■ **Problem requirements**
Within the listing below, determine how many lines hold the word "comments". Give the number with no commentary.

----- Dataset records -----

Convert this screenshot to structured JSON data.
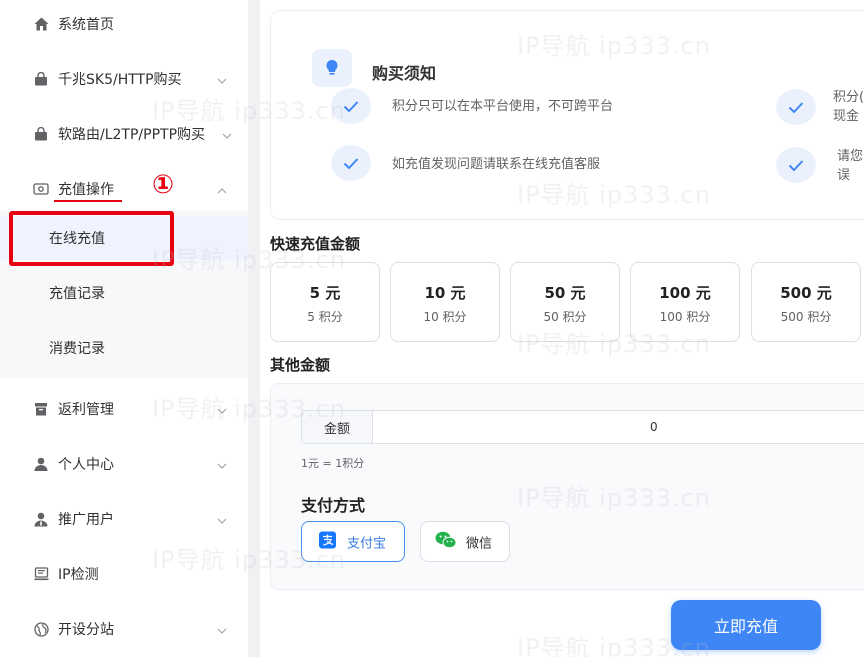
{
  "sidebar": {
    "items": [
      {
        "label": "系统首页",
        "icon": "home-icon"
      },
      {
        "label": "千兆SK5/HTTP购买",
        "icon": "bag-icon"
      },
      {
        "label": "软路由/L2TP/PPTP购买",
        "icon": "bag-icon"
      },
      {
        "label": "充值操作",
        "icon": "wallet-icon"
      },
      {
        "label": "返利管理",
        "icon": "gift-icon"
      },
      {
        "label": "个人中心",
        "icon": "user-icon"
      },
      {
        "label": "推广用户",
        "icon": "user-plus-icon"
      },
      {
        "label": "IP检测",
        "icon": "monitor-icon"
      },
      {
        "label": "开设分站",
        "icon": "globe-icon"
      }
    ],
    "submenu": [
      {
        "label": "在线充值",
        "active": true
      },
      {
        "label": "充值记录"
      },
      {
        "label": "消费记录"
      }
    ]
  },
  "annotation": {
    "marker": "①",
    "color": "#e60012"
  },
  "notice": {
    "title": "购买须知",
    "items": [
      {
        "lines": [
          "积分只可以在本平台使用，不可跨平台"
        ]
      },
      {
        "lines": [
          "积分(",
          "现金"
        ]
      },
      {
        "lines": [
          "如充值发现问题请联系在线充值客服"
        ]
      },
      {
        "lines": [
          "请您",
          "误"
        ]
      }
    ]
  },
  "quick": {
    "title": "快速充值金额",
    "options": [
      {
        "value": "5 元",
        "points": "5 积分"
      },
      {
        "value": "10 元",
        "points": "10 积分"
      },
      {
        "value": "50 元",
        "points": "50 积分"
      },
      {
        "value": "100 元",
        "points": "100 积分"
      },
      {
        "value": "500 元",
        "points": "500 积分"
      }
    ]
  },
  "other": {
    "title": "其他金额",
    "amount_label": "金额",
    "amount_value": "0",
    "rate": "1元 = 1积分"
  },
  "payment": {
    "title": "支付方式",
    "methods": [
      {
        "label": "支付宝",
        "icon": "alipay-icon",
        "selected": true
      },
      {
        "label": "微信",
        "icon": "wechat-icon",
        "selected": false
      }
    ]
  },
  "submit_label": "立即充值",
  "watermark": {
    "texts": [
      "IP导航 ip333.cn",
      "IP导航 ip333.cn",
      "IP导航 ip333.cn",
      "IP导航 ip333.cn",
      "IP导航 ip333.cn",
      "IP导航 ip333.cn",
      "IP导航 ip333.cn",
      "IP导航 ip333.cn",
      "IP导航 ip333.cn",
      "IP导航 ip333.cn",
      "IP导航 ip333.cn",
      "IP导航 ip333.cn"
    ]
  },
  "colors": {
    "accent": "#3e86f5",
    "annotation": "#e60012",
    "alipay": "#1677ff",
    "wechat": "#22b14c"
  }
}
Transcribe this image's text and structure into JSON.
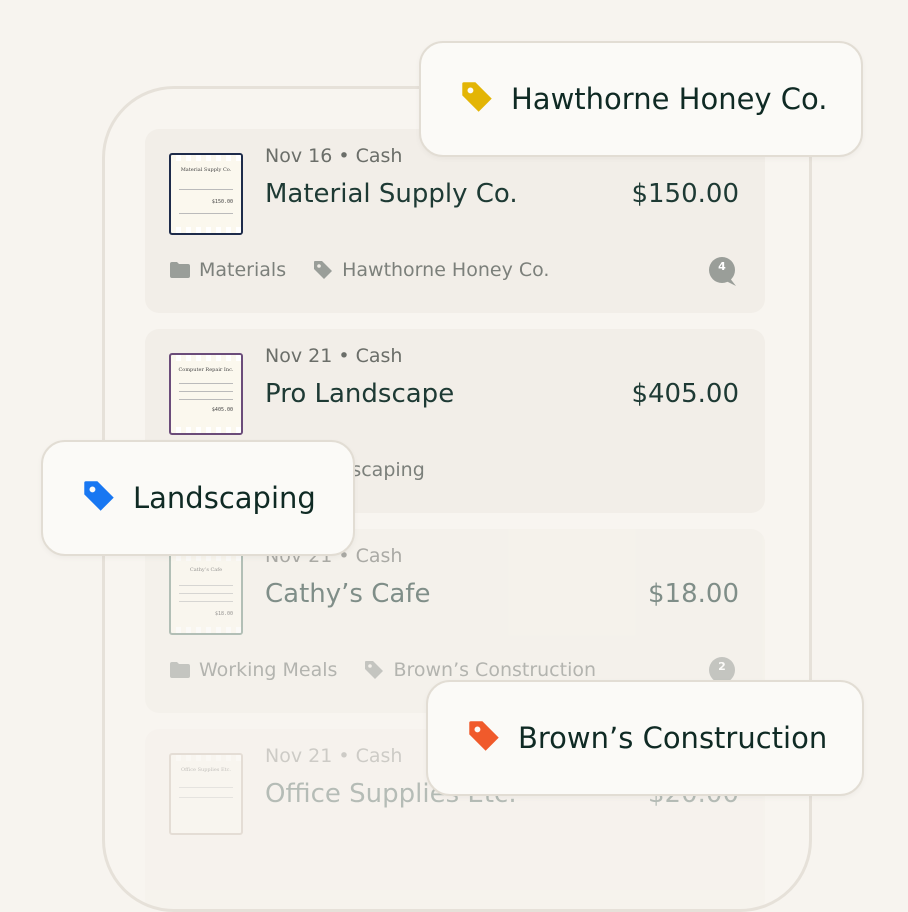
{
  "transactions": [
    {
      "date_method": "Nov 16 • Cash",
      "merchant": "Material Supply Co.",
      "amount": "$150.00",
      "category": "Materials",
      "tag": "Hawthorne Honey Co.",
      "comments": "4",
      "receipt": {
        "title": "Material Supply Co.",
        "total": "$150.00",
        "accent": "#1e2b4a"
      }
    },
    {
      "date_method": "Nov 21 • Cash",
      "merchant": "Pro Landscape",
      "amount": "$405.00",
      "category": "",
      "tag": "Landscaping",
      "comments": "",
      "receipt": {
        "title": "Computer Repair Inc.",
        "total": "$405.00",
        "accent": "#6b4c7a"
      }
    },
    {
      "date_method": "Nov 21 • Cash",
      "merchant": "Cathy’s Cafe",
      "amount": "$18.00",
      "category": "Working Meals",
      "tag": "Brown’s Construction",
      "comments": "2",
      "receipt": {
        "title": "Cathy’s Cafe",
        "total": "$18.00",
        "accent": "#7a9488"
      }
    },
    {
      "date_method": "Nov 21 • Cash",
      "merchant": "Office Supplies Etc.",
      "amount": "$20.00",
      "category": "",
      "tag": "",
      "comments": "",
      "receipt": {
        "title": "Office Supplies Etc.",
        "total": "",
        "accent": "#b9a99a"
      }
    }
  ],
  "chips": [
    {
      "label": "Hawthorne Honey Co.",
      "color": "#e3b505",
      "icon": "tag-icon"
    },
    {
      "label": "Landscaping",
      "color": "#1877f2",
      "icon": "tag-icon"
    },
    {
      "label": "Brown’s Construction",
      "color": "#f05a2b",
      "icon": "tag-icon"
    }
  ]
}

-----

■ **Exercise answer**
4